Advocates of "cue dependent retrieval" argue that forgetting is neither satisfactorily explainable as the decay of information nor as a consequence of interference. Higbee (1996) describes memory search as analogous to reviewing an extensive file cabinet. In order to quickly find the desired information in the cabinet, labels (cues) are needed to indicate the address of the location of the information. The recognition and use of cues is crucial for successful retrieval. Cue availability depends on the consistency of internal states of subjects, their feelings and mood (Bower, 1981) as well as the external environment in which learning and recall take place (Tulving & Madigan, 1970). Changes in context can reduce the availability of retrieval cues (Spear & Riccio, 1994). When the internal or external cues that were available during memorization are unavailable during recall attempts, the information is more difficult to retrieve.

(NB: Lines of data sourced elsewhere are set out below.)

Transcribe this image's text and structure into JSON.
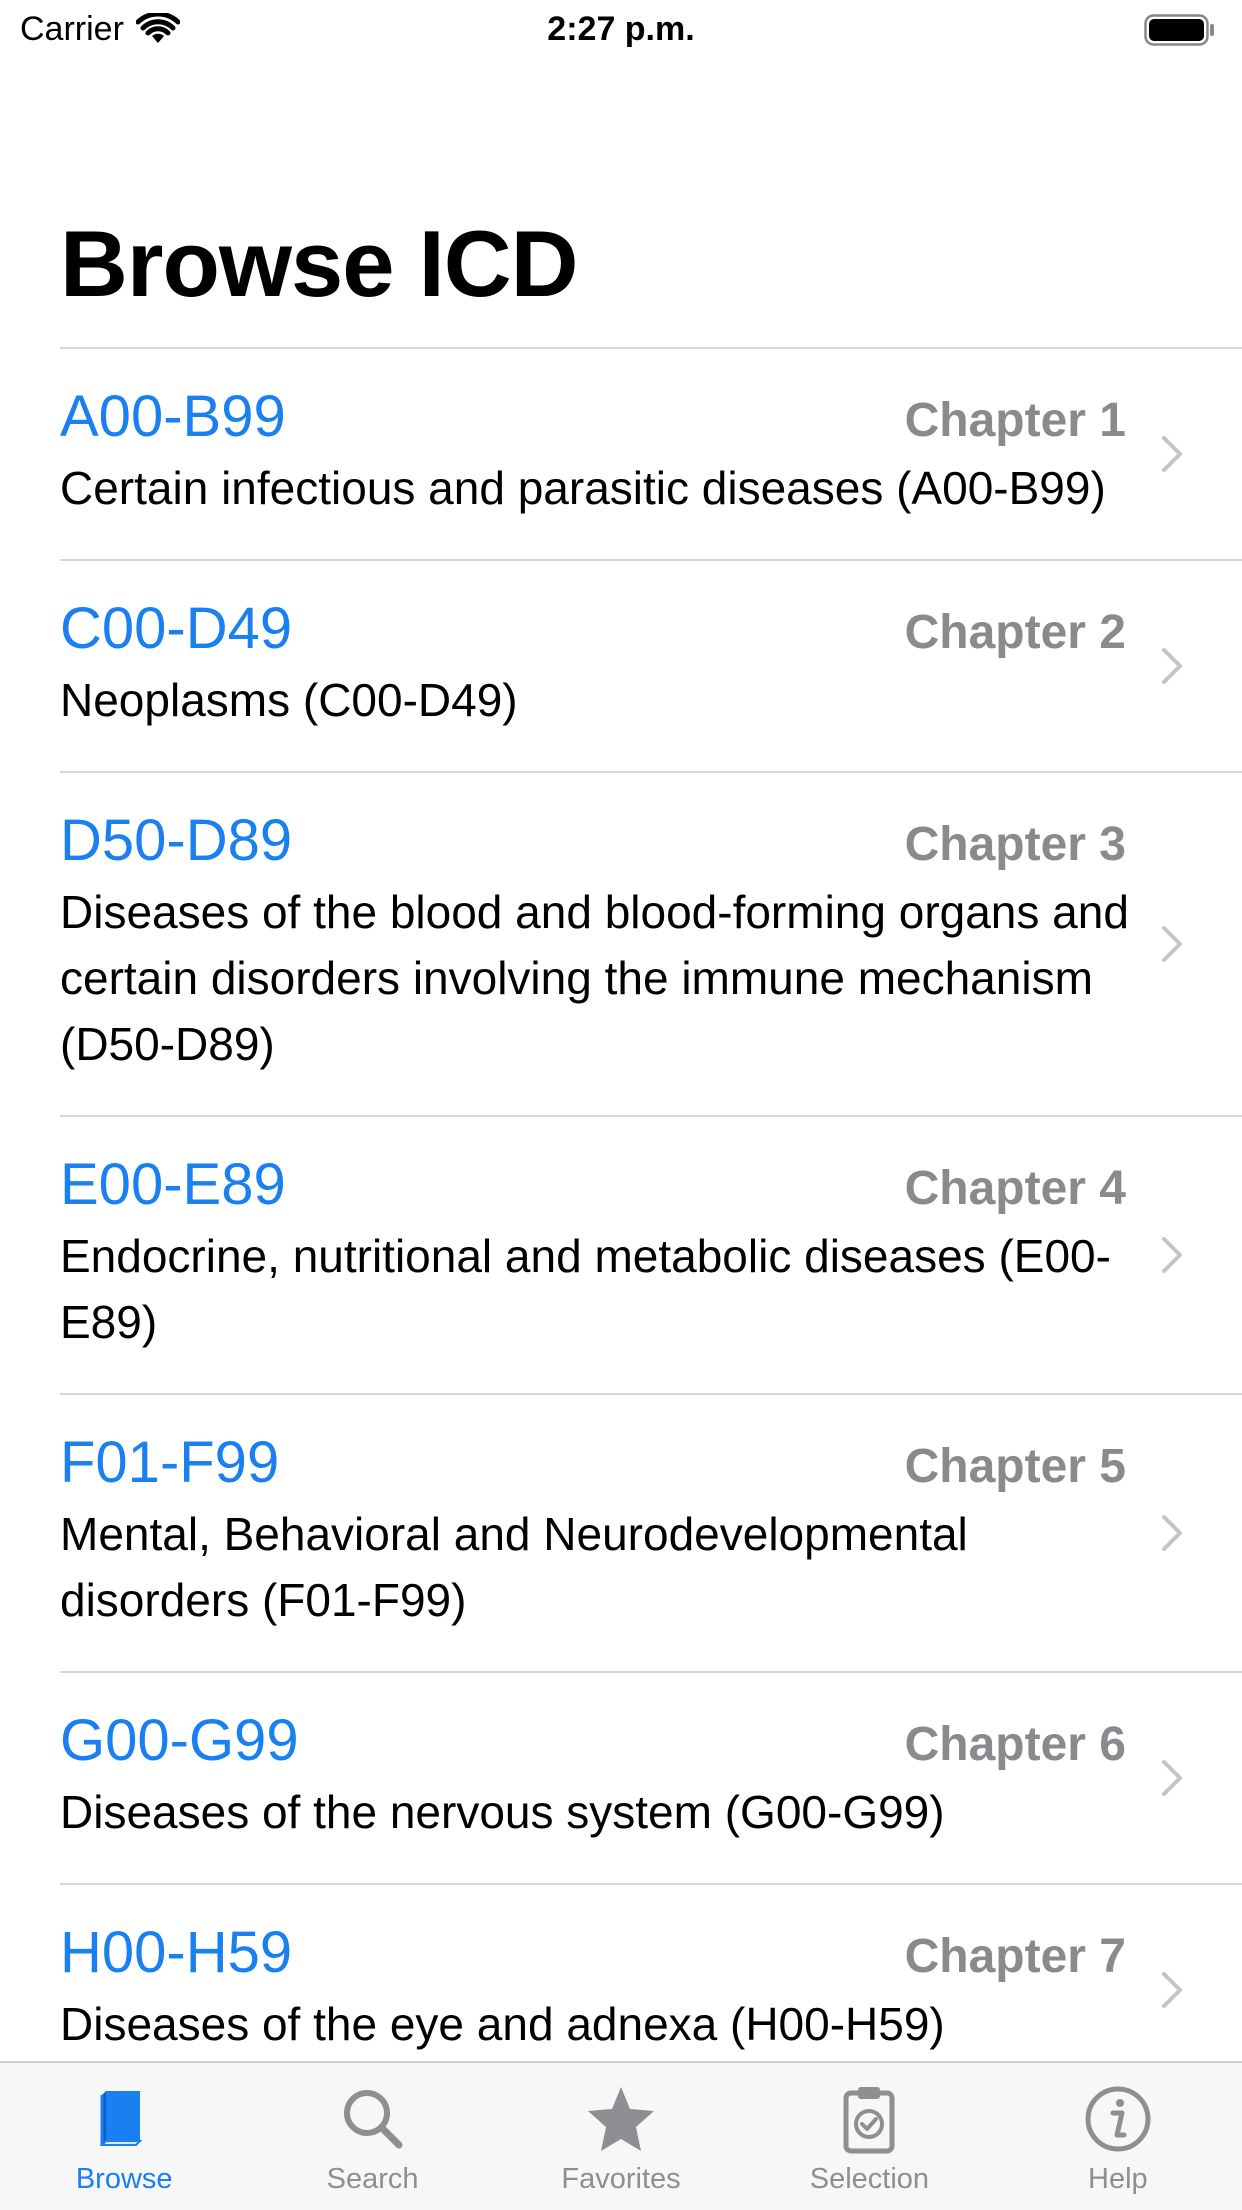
{
  "status_bar": {
    "carrier": "Carrier",
    "time": "2:27 p.m."
  },
  "title": "Browse ICD",
  "chapters": [
    {
      "code": "A00-B99",
      "chapter": "Chapter 1",
      "description": "Certain infectious and parasitic diseases (A00-B99)"
    },
    {
      "code": "C00-D49",
      "chapter": "Chapter 2",
      "description": "Neoplasms (C00-D49)"
    },
    {
      "code": "D50-D89",
      "chapter": "Chapter 3",
      "description": "Diseases of the blood and blood-forming organs and certain disorders involving the immune mechanism (D50-D89)"
    },
    {
      "code": "E00-E89",
      "chapter": "Chapter 4",
      "description": "Endocrine, nutritional and metabolic diseases (E00-E89)"
    },
    {
      "code": "F01-F99",
      "chapter": "Chapter 5",
      "description": "Mental, Behavioral and Neurodevelopmental disorders (F01-F99)"
    },
    {
      "code": "G00-G99",
      "chapter": "Chapter 6",
      "description": "Diseases of the nervous system (G00-G99)"
    },
    {
      "code": "H00-H59",
      "chapter": "Chapter 7",
      "description": "Diseases of the eye and adnexa (H00-H59)"
    }
  ],
  "tabs": [
    {
      "label": "Browse",
      "icon": "book-icon",
      "active": true
    },
    {
      "label": "Search",
      "icon": "magnifier-icon",
      "active": false
    },
    {
      "label": "Favorites",
      "icon": "star-icon",
      "active": false
    },
    {
      "label": "Selection",
      "icon": "clipboard-check-icon",
      "active": false
    },
    {
      "label": "Help",
      "icon": "info-icon",
      "active": false
    }
  ],
  "colors": {
    "accent": "#1a7ff0",
    "secondary_text": "#8a8a8e",
    "inactive_tab": "#8e8e93"
  }
}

Interaction and dynamic systems
It is likely that various approaches offer relevant explanation for certain types of language attrition and that the described phenomena overlap and interact collectively in the complex cognitive systems of the bi- or multilingual speakers. In emergent, dynamic, self-organizing systems, "... formal structures of language emerge from the interaction of social patterns, patterns implicit in the input, and pressures arising from general aspects of the cognitive system" (MacWhinney, 1998, p. 199). Herdina and Jessner's (2002) Dynamic Model of Multilingualism is an attempt to relate variables and phenomena, such as, language acquisition, language maintenance effort, transfer/interference, and loss of languages to each other. Learning an additional language is achieved only in competition to and at the cost of limited cognitive resources already used for the maintenance of the other language system(s). According to the model, the acquisition of the novel language negatively affects the other language system(s) over time resulting in less acquisition and attrition of the previously acquired systems (Jessner, 2003). Only the speaker's metalinguistic awareness and/or language learning aptitude counteract the decline of resources, use, and competence to keep the system at equilibrium with balanced environmental (communicative) demands and cognitive resources.

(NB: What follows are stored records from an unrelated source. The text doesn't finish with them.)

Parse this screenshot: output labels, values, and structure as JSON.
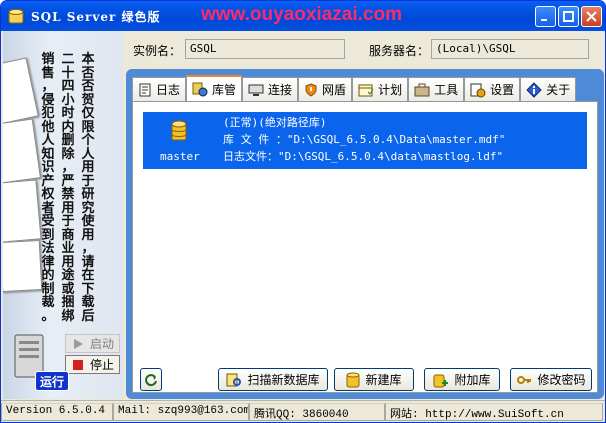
{
  "window": {
    "title": "SQL Server 绿色版",
    "watermark": "www.ouyaoxiazai.com"
  },
  "left_panel": {
    "notice_columns": [
      [
        "本",
        "否",
        "否",
        "贺",
        "仅",
        "限",
        "个",
        "人",
        "用",
        "于",
        "研",
        "究",
        "使",
        "用",
        "，",
        "请",
        "在",
        "下",
        "载",
        "后"
      ],
      [
        "二",
        "十",
        "四",
        "小",
        "时",
        "内",
        "删",
        "除",
        "，",
        "严",
        "禁",
        "用",
        "于",
        "商",
        "业",
        "用",
        "途",
        "或",
        "捆",
        "绑"
      ],
      [
        "销",
        "售",
        "，",
        "侵",
        "犯",
        "他",
        "人",
        "知",
        "识",
        "产",
        "权",
        "者",
        "受",
        "到",
        "法",
        "律",
        "的",
        "制",
        "裁",
        "。"
      ]
    ],
    "start_label": "启动",
    "stop_label": "停止",
    "run_label": "运行"
  },
  "form": {
    "instance_label": "实例名：",
    "instance_value": "GSQL",
    "server_label": "服务器名：",
    "server_value": "(Local)\\GSQL"
  },
  "tabs": [
    {
      "label": "日志",
      "icon": "log-icon"
    },
    {
      "label": "库管",
      "icon": "database-manage-icon",
      "active": true
    },
    {
      "label": "连接",
      "icon": "connection-icon"
    },
    {
      "label": "网盾",
      "icon": "shield-icon"
    },
    {
      "label": "计划",
      "icon": "schedule-icon"
    },
    {
      "label": "工具",
      "icon": "tools-icon"
    },
    {
      "label": "设置",
      "icon": "settings-icon"
    },
    {
      "label": "关于",
      "icon": "about-icon"
    }
  ],
  "database_list": [
    {
      "name": "master",
      "icon": "database-icon",
      "status_line": "(正常)(绝对路径库)",
      "data_file_line": "库 文 件 ：\"D:\\GSQL_6.5.0.4\\Data\\master.mdf\"",
      "log_file_line": "日志文件：\"D:\\GSQL_6.5.0.4\\data\\mastlog.ldf\""
    }
  ],
  "buttons": {
    "refresh": "",
    "scan": "扫描新数据库",
    "new": "新建库",
    "attach": "附加库",
    "password": "修改密码"
  },
  "status_bar": {
    "version": "Version 6.5.0.4",
    "mail": "Mail: szq993@163.com",
    "qq": "腾讯QQ: 3860040",
    "website": "网站: http://www.SuiSoft.cn"
  },
  "colors": {
    "titlebar": "#0054e3",
    "selection": "#0a64ec",
    "tab_border_blue": "#4e8ad6",
    "active_tab_accent": "#e68b2c",
    "watermark": "#ff2a6a"
  }
}
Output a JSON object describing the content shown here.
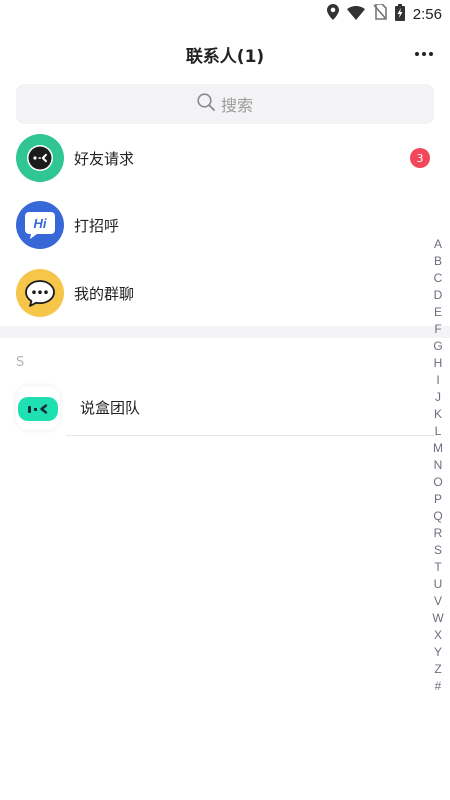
{
  "status_bar": {
    "time": "2:56",
    "icons": [
      "location-icon",
      "wifi-icon",
      "no-sim-icon",
      "battery-charging-icon"
    ]
  },
  "header": {
    "title": "联系人(1)",
    "more_icon": "more-dots-icon"
  },
  "search": {
    "placeholder": "搜索",
    "icon": "search-icon"
  },
  "functions": [
    {
      "label": "好友请求",
      "icon": "friend-request-icon",
      "color": "#2fc694",
      "badge": "3"
    },
    {
      "label": "打招呼",
      "icon": "hi-icon",
      "color": "#3868d8",
      "avatar_text": "Hi"
    },
    {
      "label": "我的群聊",
      "icon": "group-chat-icon",
      "color": "#f5c64a"
    }
  ],
  "sections": [
    {
      "letter": "S",
      "contacts": [
        {
          "name": "说盒团队",
          "avatar_icon": "shuohe-logo-icon",
          "color": "#1fe0b0"
        }
      ]
    }
  ],
  "alphabet": [
    "A",
    "B",
    "C",
    "D",
    "E",
    "F",
    "G",
    "H",
    "I",
    "J",
    "K",
    "L",
    "M",
    "N",
    "O",
    "P",
    "Q",
    "R",
    "S",
    "T",
    "U",
    "V",
    "W",
    "X",
    "Y",
    "Z",
    "#"
  ],
  "colors": {
    "badge": "#f3465a",
    "index_text": "#6d6d80"
  }
}
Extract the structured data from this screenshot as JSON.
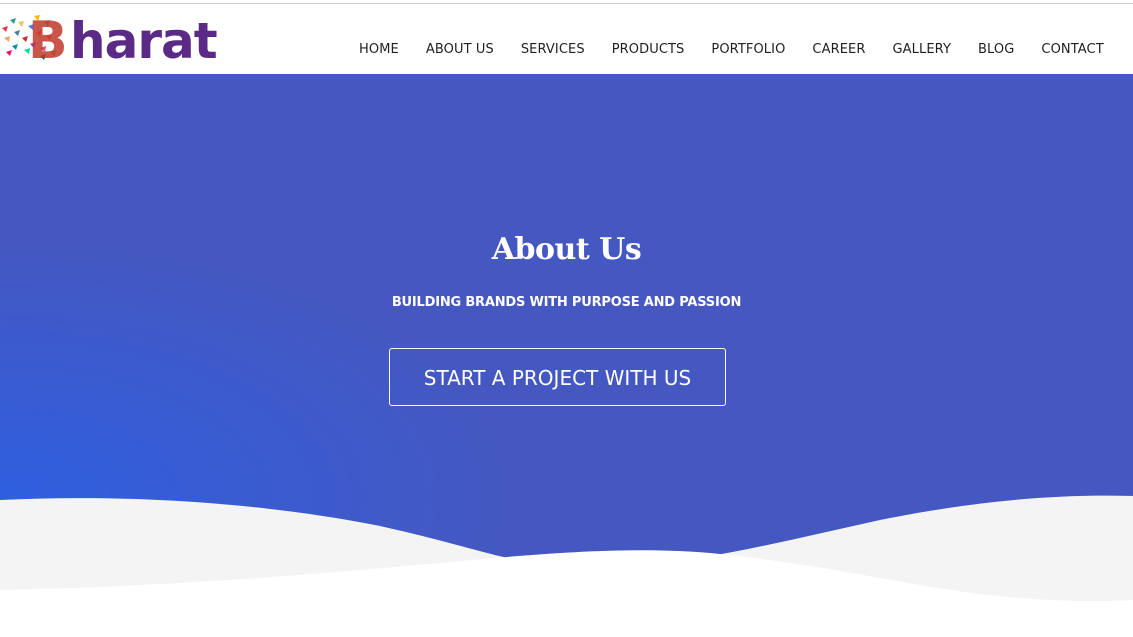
{
  "logo": {
    "text": "Bharat",
    "colors": {
      "wordmark": "#5b2a86"
    }
  },
  "nav": {
    "items": [
      {
        "label": "HOME"
      },
      {
        "label": "ABOUT US"
      },
      {
        "label": "SERVICES"
      },
      {
        "label": "PRODUCTS"
      },
      {
        "label": "PORTFOLIO"
      },
      {
        "label": "CAREER"
      },
      {
        "label": "GALLERY"
      },
      {
        "label": "BLOG"
      },
      {
        "label": "CONTACT"
      }
    ]
  },
  "hero": {
    "title": "About Us",
    "subtitle": "BUILDING BRANDS WITH PURPOSE AND PASSION",
    "cta_label": "START A PROJECT WITH US",
    "colors": {
      "background": "#4558c1",
      "gradient_left": "#2f5fe0",
      "wave_light": "#f4f4f4",
      "wave_white": "#ffffff"
    }
  }
}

In the following, cases of language attrition will be reviewed that appear consistent with the psychological assumptions presented above. An attempt will be made to assess the significance of the theories of forgetting for language attrition research.
4 Forgetting Language

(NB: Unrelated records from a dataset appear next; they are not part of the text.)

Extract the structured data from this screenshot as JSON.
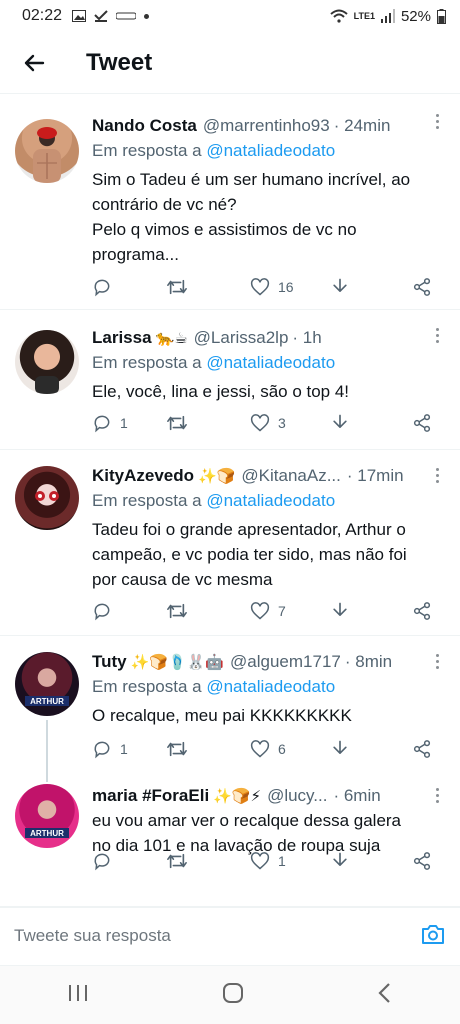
{
  "status_bar": {
    "time": "02:22",
    "battery": "52%",
    "network": "LTE1"
  },
  "header": {
    "title": "Tweet"
  },
  "tweets": [
    {
      "name": "Nando Costa",
      "emojis": "",
      "handle": "@marrentinho93",
      "time": "· 24min",
      "reply_prefix": "Em resposta a",
      "reply_to": "@nataliadeodato",
      "text": "Sim o Tadeu é um ser humano incrível, ao contrário de vc né?\nPelo q vimos e assistimos de vc no programa...",
      "replies": "",
      "likes": "16"
    },
    {
      "name": "Larissa",
      "emojis": "🐆☕",
      "handle": "@Larissa2lp",
      "time": "· 1h",
      "reply_prefix": "Em resposta a",
      "reply_to": "@nataliadeodato",
      "text": "Ele, você, lina e jessi, são o top 4!",
      "replies": "1",
      "likes": "3"
    },
    {
      "name": "KityAzevedo",
      "emojis": "✨🍞",
      "handle": "@KitanaAz...",
      "time": "· 17min",
      "reply_prefix": "Em resposta a",
      "reply_to": "@nataliadeodato",
      "text": "Tadeu foi o grande apresentador, Arthur o campeão, e vc podia ter sido, mas não foi por causa de vc mesma",
      "replies": "",
      "likes": "7"
    },
    {
      "name": "Tuty",
      "emojis": "✨🍞🩴🐰🤖",
      "handle": "@alguem1717",
      "time": "· 8min",
      "reply_prefix": "Em resposta a",
      "reply_to": "@nataliadeodato",
      "text": "O recalque, meu pai KKKKKKKKK",
      "replies": "1",
      "likes": "6"
    },
    {
      "name": "maria #ForaEli",
      "emojis": "✨🍞⚡",
      "handle": "@lucy...",
      "time": "· 6min",
      "reply_prefix": "",
      "reply_to": "",
      "text": "eu vou amar ver o recalque dessa galera no dia 101 e na lavação de roupa suja",
      "replies": "",
      "likes": "1"
    }
  ],
  "composer": {
    "placeholder": "Tweete sua resposta"
  },
  "colors": {
    "accent": "#1d9bf0",
    "muted": "#536471",
    "divider": "#eff3f4"
  }
}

Various language attrition studies suggest that individuals can suppress the use of a language because of social-psychological reasons (cf. Pavlenko & Lantolf, 2000). Cases that seem consistent with language suppression have been reported in studies of children who had been removed from their native country to an environment where the L1 was not spoken. Three studies investigated L2 acquisition and L1 attrition in orphan children from Russia, the Ukraine, and China who had been adopted by U.S. families (Isurin, 2000; Nicoladis & Grabois, 2002; Saville-Troike et. al., 1995). After a short time of initial resistance to the L2, the children progressed rapidly in the acquisition of English, but also in the loss of the L1. The children started to refuse speaking in the L1, possibly because of their desire to assimilate in the new culture, acculturate in the terms of Schumann (1978) or simply because they associated the …